Joe Sestak and Steve Bullock End Presidential Bids

By Zachary Stieber
Zachary Stieber
Zachary Stieber
Zachary Stieber covers U.S. news and stories relating to the COVID-19 pandemic. He is based in Maryland.
December 2, 2019 Updated: December 2, 2019

Former U.S. Rep. Joe Sestak (D-Penn.) and Montana Gov. Steve Bullock ended their bids for the Democratic presidential nomination.

In a statement on Dec. 1, Sestak, 67, told supporters that it was an “honor” to run for president of the United States, calling it a “priceless opportunity.”

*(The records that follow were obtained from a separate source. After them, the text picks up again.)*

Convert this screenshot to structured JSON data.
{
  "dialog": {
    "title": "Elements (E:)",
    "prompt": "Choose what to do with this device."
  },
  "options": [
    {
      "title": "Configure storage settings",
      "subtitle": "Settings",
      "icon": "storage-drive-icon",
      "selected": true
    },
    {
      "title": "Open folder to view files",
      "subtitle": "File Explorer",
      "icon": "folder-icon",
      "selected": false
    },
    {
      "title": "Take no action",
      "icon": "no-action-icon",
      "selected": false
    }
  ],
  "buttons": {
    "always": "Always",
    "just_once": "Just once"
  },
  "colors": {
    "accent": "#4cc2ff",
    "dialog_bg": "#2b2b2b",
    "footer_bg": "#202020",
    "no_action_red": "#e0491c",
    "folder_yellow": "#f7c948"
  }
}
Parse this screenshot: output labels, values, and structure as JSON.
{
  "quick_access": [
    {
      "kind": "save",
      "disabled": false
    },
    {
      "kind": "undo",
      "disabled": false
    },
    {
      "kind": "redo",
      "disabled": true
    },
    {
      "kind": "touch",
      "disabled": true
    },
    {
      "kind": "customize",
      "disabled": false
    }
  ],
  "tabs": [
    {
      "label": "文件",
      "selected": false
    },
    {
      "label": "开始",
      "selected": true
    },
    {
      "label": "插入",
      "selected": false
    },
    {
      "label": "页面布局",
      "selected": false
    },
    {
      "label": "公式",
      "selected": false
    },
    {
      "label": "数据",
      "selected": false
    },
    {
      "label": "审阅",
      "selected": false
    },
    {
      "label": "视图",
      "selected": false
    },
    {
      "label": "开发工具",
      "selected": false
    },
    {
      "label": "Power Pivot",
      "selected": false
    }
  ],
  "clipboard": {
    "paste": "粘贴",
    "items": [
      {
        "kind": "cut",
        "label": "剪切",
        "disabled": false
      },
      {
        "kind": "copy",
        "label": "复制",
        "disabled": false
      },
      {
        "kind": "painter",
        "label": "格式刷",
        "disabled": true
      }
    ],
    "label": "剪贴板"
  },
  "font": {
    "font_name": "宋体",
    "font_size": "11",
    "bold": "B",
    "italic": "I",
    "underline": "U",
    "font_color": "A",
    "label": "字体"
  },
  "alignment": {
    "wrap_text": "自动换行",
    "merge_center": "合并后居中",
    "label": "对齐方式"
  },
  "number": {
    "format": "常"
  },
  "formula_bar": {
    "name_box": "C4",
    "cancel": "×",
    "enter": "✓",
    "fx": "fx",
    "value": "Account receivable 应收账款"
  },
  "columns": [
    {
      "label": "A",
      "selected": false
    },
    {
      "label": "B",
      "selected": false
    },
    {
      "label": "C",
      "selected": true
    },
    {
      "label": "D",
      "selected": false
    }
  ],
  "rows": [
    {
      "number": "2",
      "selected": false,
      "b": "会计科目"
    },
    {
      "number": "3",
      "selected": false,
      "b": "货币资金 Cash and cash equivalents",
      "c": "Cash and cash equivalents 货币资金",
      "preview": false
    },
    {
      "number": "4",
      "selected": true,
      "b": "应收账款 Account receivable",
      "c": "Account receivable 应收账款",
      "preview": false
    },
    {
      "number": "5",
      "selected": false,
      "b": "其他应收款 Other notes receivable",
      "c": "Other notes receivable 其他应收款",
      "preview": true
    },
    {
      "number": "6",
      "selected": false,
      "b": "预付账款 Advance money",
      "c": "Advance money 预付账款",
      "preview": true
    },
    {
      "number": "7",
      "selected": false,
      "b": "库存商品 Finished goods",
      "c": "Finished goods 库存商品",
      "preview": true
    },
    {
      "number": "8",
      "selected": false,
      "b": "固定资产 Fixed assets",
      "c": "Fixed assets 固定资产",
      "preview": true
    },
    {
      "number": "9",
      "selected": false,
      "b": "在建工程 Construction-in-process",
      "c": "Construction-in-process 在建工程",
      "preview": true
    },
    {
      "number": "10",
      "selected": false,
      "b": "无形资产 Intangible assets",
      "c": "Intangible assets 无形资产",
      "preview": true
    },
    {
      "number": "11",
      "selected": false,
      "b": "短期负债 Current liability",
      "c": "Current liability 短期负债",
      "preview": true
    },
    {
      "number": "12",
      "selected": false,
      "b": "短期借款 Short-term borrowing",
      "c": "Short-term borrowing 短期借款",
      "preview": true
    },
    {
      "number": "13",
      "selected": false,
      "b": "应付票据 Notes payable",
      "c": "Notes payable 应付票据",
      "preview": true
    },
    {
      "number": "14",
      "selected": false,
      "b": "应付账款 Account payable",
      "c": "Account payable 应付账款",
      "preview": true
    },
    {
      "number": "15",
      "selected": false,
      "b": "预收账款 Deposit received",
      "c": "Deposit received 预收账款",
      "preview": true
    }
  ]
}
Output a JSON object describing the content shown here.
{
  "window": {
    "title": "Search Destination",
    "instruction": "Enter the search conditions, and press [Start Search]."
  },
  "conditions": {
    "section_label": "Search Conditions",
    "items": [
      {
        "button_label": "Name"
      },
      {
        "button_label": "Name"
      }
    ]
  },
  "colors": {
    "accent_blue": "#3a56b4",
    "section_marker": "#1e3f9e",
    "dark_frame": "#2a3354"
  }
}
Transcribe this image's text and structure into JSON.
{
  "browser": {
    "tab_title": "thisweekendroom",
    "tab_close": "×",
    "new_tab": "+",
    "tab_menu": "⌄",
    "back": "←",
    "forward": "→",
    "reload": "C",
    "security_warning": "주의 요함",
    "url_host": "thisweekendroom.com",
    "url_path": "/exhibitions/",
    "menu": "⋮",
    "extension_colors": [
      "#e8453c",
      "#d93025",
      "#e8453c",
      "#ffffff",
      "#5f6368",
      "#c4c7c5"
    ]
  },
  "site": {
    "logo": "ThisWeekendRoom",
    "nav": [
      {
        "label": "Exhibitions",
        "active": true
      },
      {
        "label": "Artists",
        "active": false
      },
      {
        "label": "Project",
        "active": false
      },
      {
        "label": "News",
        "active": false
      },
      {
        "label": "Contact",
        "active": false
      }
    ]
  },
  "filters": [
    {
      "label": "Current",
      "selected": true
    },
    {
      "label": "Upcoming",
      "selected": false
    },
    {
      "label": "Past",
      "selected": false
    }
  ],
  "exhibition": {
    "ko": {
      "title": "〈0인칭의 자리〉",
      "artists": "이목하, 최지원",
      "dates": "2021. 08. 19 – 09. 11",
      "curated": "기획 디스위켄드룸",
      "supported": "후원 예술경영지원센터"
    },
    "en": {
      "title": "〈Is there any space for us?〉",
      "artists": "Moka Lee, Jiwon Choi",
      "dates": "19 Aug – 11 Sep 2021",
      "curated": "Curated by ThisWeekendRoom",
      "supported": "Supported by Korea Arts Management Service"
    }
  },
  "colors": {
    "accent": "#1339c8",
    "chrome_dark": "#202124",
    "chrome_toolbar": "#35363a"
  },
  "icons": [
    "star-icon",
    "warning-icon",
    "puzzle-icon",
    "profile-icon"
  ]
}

“It has been an endeavor filled with immeasurable wisdom, passions, humor, and insights to, and from, the people of America,” he said.

“It’s a marvelous fabric we Americans have woven together throughout the centuries. I know there is a tear in that fabric right now, but it can be repaired by someone who can lead, and therefore unite, all Americans.”

“A moral compass for our great ship of state is the beacon most needed today. And it is for the Captain of State who offers it that all Americans will provide the fair winds and following seas to advance us,” Sestak, a retired U.S. Navy officer, added. “That is necessary for us both at home and abroad, to convene the world to advance our policies and commitment to democratic values for our collective good.”

Bullock, 53, announced on Dec. 2 he was ending his campaign.

“I entered this race as a voice to win back the places we lost, bridge divides, and rid our system of the corrupting influence of dark money. While the concerns that propelled me to enter in the first place have not changed, I leave this race filled with gratitude and optimism, inspired and energized by the good people I’ve had the privilege of meeting over the course of the campaign,” he said in a statement.

“I leaned on supporters across our country that have been by my side throughout my decade-long journey in public service, while earning the support of tens of thousands of people who knew little about me before I kicked off this campaign. So many of you contributed your time, energy, and resources. I walked out of every event and fundraiser more inspired and energized than when I entered. I am in awe of how selfless and generous you have been to me and to our effort,” he added.

Bullock is term-limited as governor and will leave office in Jan. 2021.

A spokeswoman told CNN that he will not run for the U.S. Senate seat that’s up for election in 2020 in Montana.

Zachary Stieber
Zachary Stieber covers U.S. news and stories relating to the COVID-19 pandemic. He is based in Maryland.